With Americans adjusting their daily lives as we work to contain the coronavirus pandemic, one thing that has not changed is law enforcement’s commitment to pursuing justice and keeping our communities safe.
As the United States Attorney for the Middle District of Alabama, I am privileged to work closely with state and local police as well as agents from the FBI, ATF, DEA, United States Marshals Service, and our nation’s other preeminent law enforcement agencies to enforce federal law. Together with my staff of Assistant United States Attorneys and support personnel, we work with these agencies to investigate crimes, arrest those who commit them, and bring those perpetrators to justice in federal court. The job may look different in a pandemic, and it may bring with it an added degree of difficulty, but it hasn’t stopped.
We’ve taken precautions to help do our part to limit the spread of the coronavirus. Most of my AUSAs are working from home, continuing to advance their cases toward a just end, albeit from a distance. Meetings that were once held in person are held by telephone. Instead of seeing judges on the bench during hearings, we see them on a television screen. Agents have prioritized work that does not require them to personally interact with each other or the public.
But one thing should be absolutely clear, especially to those who would threaten our community or who believe that they can use the coronavirus as a cover to commit crimes with impunity. We’re still here, and we’re still watching you. Agents will still investigate you. U.S. Marshals will still pursue and arrest you. AUSAs will still prosecute you, and federal judges will still send you to prison if you break the law.
To do that job, we need your help.
There can be a tendency, especially when a crime is committed, for witnesses to do everything they can to avoid being involved or to tell themselves that someone else will take care of the problem. But in these trying times, we need everyone to do their part. If you see a crime committed, report it. If you have information about a crime that has already happened, call our offices and let us know.
And be vigilant in protecting yourselves, especially against fraud. Con artists have never seen a crisis they couldn’t find a way to exploit. Already, we’ve heard reports of fraudsters peddling fake coronavirus vaccines, hawking counterfeit protective gear, and offering bogus financial schemes related to the passage of Congress’s recent relief legislation.

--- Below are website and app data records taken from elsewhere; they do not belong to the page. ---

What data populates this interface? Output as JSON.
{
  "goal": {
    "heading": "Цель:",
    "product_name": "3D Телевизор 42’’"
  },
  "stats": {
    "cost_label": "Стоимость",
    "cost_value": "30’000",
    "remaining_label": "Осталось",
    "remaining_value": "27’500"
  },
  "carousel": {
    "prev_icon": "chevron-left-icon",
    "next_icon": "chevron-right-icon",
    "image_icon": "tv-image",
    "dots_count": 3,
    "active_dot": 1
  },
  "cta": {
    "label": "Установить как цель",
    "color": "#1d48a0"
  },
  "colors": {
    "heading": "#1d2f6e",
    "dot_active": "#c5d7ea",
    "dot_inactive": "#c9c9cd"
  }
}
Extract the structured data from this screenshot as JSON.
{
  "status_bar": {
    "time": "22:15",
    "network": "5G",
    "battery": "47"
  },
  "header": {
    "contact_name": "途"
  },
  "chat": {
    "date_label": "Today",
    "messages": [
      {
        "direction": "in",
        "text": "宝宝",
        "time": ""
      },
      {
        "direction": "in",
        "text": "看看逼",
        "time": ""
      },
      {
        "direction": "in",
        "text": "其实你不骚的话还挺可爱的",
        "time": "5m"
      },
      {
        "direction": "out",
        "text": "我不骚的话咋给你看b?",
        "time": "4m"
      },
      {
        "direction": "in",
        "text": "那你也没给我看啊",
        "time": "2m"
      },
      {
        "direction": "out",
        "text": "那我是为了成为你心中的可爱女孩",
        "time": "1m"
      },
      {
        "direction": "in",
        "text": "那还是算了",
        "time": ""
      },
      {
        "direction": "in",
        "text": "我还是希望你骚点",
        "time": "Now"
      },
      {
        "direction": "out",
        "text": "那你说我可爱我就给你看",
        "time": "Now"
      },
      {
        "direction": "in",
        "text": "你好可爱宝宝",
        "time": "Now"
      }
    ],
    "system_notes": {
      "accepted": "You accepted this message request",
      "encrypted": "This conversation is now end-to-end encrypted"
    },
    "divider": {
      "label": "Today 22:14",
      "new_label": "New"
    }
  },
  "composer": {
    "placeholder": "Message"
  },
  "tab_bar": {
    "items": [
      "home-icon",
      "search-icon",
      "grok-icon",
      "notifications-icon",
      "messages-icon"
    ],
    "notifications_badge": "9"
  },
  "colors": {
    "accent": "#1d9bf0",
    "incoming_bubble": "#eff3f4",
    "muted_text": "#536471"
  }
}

If you receive a phone call or an email offering a product or service during this crisis that seems too good to be true or that you believe is illegal, call our office or the office of the Alabama Attorney General. We are here to serve you. You can also contact the National Center for Disaster Fraud (NCDF) Hotline at 1-866-720-5721 or e-mail them at firstname.lastname@example.org.
Of course, those who would take advantage of this crisis are in the minority. What we’ve seen far more across our community and this state are people coming together to help one another. That’s what Americans have always done when we’ve met a challenge, and we haven’t found one yet that we can’t overcome together. The coronavirus will be no different.
Louis V. Franklin Sr. is the United States Attorney for the Middle District of Alabama. He has been employed by the United States Attorney’s Office for the Middle District of Alabama for nearly 27 years, including as criminal chief for nearly 16 years. ]In June 2017, Franklin was nominated by President Donald Trump to become the United States Attorney for the Middle District of Alabama.